■ **What to produce**
From the entries below, gather every line containing the string "غربالگری".

■ **Source data**
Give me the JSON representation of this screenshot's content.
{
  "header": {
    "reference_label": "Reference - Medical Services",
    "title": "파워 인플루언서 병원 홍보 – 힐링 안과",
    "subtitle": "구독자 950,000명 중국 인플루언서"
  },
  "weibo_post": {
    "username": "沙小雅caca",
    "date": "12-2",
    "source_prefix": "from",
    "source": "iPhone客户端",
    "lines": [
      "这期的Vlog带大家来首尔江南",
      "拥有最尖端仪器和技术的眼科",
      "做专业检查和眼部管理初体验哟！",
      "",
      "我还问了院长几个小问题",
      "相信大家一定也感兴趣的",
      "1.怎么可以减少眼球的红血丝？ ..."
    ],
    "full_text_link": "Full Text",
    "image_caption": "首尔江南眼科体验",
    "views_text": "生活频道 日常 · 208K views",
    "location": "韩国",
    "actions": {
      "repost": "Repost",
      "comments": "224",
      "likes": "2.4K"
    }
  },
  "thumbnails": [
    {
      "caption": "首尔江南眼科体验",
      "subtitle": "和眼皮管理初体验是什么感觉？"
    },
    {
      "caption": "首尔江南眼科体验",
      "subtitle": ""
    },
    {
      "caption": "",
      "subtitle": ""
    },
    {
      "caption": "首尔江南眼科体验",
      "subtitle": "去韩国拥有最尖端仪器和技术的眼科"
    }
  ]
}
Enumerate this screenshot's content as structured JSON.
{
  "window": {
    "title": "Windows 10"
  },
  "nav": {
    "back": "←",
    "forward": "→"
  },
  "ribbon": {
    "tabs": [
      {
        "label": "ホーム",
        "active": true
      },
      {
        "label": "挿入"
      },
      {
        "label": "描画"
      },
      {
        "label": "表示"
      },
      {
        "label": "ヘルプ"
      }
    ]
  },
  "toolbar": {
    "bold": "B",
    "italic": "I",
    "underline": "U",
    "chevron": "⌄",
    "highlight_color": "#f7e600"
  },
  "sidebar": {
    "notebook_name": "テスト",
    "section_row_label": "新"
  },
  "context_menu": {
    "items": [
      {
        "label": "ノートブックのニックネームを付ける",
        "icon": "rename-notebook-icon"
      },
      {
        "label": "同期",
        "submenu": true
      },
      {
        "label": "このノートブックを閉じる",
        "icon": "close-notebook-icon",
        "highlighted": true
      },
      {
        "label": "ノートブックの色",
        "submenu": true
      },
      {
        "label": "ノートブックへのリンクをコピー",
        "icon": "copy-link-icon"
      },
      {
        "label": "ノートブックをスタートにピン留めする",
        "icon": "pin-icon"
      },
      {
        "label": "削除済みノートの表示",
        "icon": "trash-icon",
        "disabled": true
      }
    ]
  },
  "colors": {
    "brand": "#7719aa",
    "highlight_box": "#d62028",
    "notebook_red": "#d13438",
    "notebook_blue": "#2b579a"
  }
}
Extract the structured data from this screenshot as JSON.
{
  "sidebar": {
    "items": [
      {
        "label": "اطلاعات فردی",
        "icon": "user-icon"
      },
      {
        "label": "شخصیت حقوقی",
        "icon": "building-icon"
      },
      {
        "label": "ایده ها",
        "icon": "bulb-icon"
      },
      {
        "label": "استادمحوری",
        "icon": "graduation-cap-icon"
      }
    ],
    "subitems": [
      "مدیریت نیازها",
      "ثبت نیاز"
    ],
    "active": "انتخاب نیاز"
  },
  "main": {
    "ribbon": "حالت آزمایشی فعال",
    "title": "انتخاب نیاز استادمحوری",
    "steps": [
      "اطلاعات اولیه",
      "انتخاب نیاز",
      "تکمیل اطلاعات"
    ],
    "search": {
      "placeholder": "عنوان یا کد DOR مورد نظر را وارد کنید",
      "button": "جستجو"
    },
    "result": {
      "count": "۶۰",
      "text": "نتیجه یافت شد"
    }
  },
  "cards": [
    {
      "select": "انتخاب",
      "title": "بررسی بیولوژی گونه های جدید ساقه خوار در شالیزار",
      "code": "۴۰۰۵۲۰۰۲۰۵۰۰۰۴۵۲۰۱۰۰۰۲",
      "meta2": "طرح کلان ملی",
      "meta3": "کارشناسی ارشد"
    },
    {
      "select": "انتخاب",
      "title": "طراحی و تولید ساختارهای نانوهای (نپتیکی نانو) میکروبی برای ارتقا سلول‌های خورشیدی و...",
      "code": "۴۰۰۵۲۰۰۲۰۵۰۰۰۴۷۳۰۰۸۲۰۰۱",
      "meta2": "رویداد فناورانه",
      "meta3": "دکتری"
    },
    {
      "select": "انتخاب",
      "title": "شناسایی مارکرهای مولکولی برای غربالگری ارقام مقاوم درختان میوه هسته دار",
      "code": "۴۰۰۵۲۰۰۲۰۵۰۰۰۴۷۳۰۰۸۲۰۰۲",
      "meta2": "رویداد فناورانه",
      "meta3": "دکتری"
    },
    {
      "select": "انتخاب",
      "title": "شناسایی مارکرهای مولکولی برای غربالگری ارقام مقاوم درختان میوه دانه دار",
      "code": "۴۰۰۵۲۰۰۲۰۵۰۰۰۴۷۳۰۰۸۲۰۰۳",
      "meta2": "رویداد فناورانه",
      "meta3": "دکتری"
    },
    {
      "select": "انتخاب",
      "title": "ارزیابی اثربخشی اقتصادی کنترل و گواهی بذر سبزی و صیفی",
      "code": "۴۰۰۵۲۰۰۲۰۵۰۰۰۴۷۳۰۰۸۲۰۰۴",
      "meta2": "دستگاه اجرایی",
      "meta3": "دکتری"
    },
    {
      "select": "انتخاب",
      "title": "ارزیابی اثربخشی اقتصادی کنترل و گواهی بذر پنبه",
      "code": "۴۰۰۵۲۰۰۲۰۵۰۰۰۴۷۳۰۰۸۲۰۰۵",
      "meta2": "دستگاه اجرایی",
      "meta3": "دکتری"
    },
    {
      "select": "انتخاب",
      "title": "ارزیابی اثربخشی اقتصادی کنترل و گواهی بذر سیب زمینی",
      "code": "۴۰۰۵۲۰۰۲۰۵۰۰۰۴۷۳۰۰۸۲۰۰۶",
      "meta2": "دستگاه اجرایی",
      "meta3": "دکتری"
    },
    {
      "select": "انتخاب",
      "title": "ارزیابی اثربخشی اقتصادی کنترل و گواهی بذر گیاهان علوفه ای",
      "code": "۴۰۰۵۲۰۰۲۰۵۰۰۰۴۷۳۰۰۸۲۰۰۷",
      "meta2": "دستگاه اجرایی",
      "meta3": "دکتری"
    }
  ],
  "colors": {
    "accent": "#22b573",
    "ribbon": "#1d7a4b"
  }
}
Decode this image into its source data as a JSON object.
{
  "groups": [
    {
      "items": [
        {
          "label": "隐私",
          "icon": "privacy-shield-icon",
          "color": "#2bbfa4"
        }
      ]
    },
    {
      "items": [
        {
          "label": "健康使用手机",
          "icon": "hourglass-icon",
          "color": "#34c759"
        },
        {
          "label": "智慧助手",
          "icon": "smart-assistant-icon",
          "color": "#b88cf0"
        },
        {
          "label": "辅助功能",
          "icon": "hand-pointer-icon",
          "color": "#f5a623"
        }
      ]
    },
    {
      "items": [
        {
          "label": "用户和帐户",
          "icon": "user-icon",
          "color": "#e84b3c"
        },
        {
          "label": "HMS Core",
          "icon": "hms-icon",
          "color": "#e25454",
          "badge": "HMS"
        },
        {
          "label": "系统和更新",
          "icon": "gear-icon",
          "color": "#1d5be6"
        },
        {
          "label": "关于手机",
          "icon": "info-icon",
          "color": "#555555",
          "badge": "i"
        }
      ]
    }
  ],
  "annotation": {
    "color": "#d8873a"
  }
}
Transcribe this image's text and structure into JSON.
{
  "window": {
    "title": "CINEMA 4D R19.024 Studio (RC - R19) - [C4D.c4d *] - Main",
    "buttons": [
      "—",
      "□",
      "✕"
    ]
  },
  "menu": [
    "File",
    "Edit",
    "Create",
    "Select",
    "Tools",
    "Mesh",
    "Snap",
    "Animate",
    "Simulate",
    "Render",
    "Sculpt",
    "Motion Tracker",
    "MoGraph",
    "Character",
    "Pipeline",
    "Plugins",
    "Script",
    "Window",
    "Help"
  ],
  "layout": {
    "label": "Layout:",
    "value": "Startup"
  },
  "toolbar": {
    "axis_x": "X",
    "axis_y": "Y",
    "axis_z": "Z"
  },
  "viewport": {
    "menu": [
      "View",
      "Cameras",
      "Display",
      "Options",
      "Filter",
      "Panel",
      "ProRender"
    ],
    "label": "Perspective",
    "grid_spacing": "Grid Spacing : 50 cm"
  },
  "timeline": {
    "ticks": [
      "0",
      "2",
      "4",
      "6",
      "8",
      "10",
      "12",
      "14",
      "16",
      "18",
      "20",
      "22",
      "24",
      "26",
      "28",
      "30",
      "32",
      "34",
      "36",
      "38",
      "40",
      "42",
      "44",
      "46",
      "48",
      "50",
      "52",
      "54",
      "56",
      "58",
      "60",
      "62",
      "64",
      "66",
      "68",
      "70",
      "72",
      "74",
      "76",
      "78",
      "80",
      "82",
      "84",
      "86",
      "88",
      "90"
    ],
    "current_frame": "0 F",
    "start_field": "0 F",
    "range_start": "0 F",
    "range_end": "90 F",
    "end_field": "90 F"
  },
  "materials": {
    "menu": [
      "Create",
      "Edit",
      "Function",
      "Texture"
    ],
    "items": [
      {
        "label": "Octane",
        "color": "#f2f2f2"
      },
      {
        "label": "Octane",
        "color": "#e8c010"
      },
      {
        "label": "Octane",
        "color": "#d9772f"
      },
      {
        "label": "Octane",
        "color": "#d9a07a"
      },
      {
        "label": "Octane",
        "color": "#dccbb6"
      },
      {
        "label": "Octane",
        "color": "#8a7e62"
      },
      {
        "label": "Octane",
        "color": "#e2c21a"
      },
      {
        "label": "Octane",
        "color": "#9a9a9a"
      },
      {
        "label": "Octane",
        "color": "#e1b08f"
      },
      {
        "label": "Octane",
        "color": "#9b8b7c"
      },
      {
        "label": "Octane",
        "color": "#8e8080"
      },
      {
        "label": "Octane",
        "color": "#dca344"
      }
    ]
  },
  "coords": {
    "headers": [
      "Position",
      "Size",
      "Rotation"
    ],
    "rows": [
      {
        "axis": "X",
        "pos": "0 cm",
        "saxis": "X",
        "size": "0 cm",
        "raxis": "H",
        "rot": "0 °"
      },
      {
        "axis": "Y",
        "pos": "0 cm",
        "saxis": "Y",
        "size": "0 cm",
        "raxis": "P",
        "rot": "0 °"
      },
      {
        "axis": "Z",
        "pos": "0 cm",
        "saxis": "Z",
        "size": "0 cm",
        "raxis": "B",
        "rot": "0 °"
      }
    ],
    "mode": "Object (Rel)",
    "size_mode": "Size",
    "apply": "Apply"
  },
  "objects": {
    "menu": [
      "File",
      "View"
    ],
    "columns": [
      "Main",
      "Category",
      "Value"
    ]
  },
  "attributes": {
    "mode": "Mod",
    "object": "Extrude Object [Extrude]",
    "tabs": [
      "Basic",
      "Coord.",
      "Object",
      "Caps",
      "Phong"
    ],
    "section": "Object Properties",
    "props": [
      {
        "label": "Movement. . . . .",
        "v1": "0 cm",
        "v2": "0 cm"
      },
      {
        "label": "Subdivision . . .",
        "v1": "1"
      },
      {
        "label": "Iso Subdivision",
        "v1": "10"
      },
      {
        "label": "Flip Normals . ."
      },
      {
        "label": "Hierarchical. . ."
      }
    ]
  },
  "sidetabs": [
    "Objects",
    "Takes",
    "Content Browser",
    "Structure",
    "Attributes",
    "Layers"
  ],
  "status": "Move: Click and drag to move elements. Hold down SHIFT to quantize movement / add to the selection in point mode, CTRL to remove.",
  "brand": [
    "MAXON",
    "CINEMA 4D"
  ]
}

■ **Exercise solution**
      "title": "شناسایی مارکرهای مولکولی برای غربالگری ارقام مقاوم درختان میوه هسته دار",
      "title": "شناسایی مارکرهای مولکولی برای غربالگری ارقام مقاوم درختان میوه دانه دار",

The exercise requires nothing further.